The victory brought Nemo a moment of pride, both personally and for those they represent. In their winning address, Nemo professed the importance of recognizing the courage of individuals who dare to unabashedly be themselves. As a plea towards channeling empathy and compassion for those who seek understanding and wish to be heard, Nemo hoped the victory would inspire more acceptance in societies.

Biel, Nemo’s hometown, was quick to rejoice in the achievement of their newfound star. The city showcased its pride online, promising its residents were eager to partake in the impending celebrations. Biel, a bilingual German-French town with nearly 60,000 inhabitants and located almost 60 miles southwest of Basel on Lake Biel, is also known as the watchmaking capital of Switzerland.

Biel hailed Nemo’s cultural versatility as indicative of its own dynamic and inclusive nature. Nemo, a.k.a Nemo Mettler, stood out amongst 24 other competitors from different countries, captivating an in-person audience of thousands and an estimated global viewership of 180 million. Enjoying just a three-minute window, performers showcased their musical prowess through a range of musical genres.

As the jubilation continues, Switzerland is already considering preparations for the upcoming edition of Eurovision, as the contest traditionally shifts to the home country of the winner. Geneva, Basel, and St. Gallen have shown keen interest in hosting the event next year. The opportunity to display Switzerland’s cultural and touristic potential excites Gilles Marchand, Director General of the SRG media company.

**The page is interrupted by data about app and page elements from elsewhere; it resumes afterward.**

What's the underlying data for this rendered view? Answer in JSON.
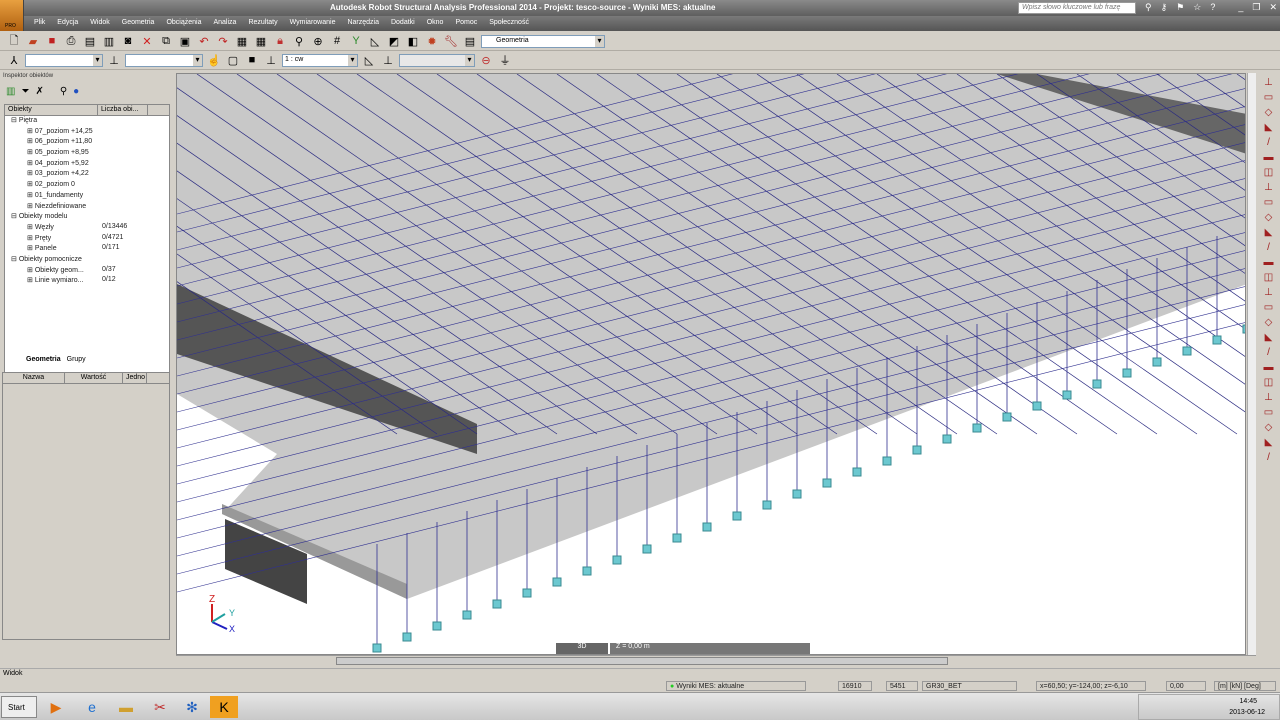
{
  "app": {
    "title": "Autodesk Robot Structural Analysis Professional 2014 - Projekt: tesco-source - Wyniki MES: aktualne",
    "logo_text": "PRO",
    "search_placeholder": "Wpisz słowo kluczowe lub frazę"
  },
  "menu": [
    "Plik",
    "Edycja",
    "Widok",
    "Geometria",
    "Obciążenia",
    "Analiza",
    "Rezultaty",
    "Wymiarowanie",
    "Narzędzia",
    "Dodatki",
    "Okno",
    "Pomoc",
    "Społeczność"
  ],
  "toolbar": {
    "layout_combo": "Geometria",
    "case_combo": "1 : cw"
  },
  "inspector": {
    "title": "Inspektor obiektów",
    "col_objects": "Obiekty",
    "col_count": "Liczba obi...",
    "tree": [
      {
        "label": "Piętra",
        "count": "",
        "level": 0
      },
      {
        "label": "07_poziom +14,25",
        "count": "",
        "level": 1
      },
      {
        "label": "06_poziom +11,80",
        "count": "",
        "level": 1
      },
      {
        "label": "05_poziom +8,95",
        "count": "",
        "level": 1
      },
      {
        "label": "04_poziom +5,92",
        "count": "",
        "level": 1
      },
      {
        "label": "03_poziom +4,22",
        "count": "",
        "level": 1
      },
      {
        "label": "02_poziom 0",
        "count": "",
        "level": 1
      },
      {
        "label": "01_fundamenty",
        "count": "",
        "level": 1
      },
      {
        "label": "Niezdefiniowane",
        "count": "",
        "level": 1
      },
      {
        "label": "Obiekty modelu",
        "count": "",
        "level": 0
      },
      {
        "label": "Węzły",
        "count": "0/13446",
        "level": 1
      },
      {
        "label": "Pręty",
        "count": "0/4721",
        "level": 1
      },
      {
        "label": "Panele",
        "count": "0/171",
        "level": 1
      },
      {
        "label": "Obiekty pomocnicze",
        "count": "",
        "level": 0
      },
      {
        "label": "Obiekty geom...",
        "count": "0/37",
        "level": 1
      },
      {
        "label": "Linie wymiaro...",
        "count": "0/12",
        "level": 1
      }
    ],
    "tabs": [
      "Geometria",
      "Grupy"
    ],
    "props_cols": [
      "Nazwa",
      "Wartość",
      "Jedno"
    ]
  },
  "viewport": {
    "tab_3d": "3D",
    "z_level": "Z = 0,00 m",
    "axes": [
      "X",
      "Y",
      "Z"
    ]
  },
  "status": {
    "view_label": "Widok",
    "results": "Wyniki MES: aktualne",
    "nodes": "16910",
    "bars": "5451",
    "material": "GR30_BET",
    "coords": "x=60,50; y=-124,00; z=-6,10",
    "angle": "0,00",
    "units": "[m] [kN] [Deg]"
  },
  "taskbar": {
    "start": "Start",
    "time": "14:45",
    "date": "2013-06-12"
  }
}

Meanwhile, Nemo expressed a deep love for their adopted city, Berlin, lauding its creative and evolving nature.

On the other side of the victory, thousands congregated in Zagreb, the Croatian capital, to welcome their second-placed contestant, Baby Lasagna. As the performance of the powerful rock number “Rim Tim Tagi Dim” echoed throughout the crowd, the audience reciprocated their appreciation, chanting their love for the performer. Baby Lasagna’s song, themed around young Croatians yearning for a better life had struck a chord with Croatia’s Prime Minister Andrej Plenkovic, who was also among the crowd. He expressed pride in their contestant’s performance in the competition, stating that it was their best showing since Croatia’s independence in 1991.